But Pullman wanted to be a father to his employees. An abusive, scary, probably drunken father. So he bought a huge chunk of land and built a town on it for his employees to live in.
Well, that kind of makes sense. Save on the commute, build a sense of unity. It's the kind of thing that could almost work, if the guy in charge wasn't completely batshit.
Just like some people can't play The Sims for more than an hour before inventing ways to torture the inhabitants, Pullman's town quickly became his own little kingdom-slash-prison. He forbade any free press, public meetings or bars. He would send guys to barge into employees' homes and make sure they were being kept spotless. Anybody who failed to meet Pullman's cleanliness standards were given 10 days to pack up and get out.
But if the others didn't like it, they could just leave, right? Well, Pullman started paying his employees in what he called Pullman Scrip, which could only be spent in the town and could not be exchanged for actual money.
And while running your own town according to your crazy fuck rules is kind of terrifying just on the face of it, things only got worse when the company started going downhill and everyone's wages were cut. To compliment the imaginary wage cuts, rent and the imaginary prices at the company stores were kept right where they were, squashing employees between a financial hammer and anvil. The situation eventually exploded into a strike that got so out of control that federal troops had to be brought in.

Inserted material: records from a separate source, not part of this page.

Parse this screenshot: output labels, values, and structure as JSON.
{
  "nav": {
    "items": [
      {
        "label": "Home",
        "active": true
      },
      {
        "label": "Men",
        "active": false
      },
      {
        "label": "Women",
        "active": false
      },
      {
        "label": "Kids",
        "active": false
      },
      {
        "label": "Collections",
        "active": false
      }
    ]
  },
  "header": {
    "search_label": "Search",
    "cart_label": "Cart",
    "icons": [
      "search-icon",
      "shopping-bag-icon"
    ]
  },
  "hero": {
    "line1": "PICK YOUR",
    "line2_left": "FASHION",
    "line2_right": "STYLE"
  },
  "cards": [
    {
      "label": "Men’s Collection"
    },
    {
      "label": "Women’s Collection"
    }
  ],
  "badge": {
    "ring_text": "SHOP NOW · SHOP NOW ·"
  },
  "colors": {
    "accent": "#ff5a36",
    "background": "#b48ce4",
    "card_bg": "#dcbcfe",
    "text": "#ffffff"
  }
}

How much did the workers hate Pullman? When he died, they had to bury his body in a steel and concrete vault, which was itself buried under a few tons of concrete. Why? Because--and we're not making this up--they were afraid that employees would dig up and beat the shit out of his corpse, otherwise.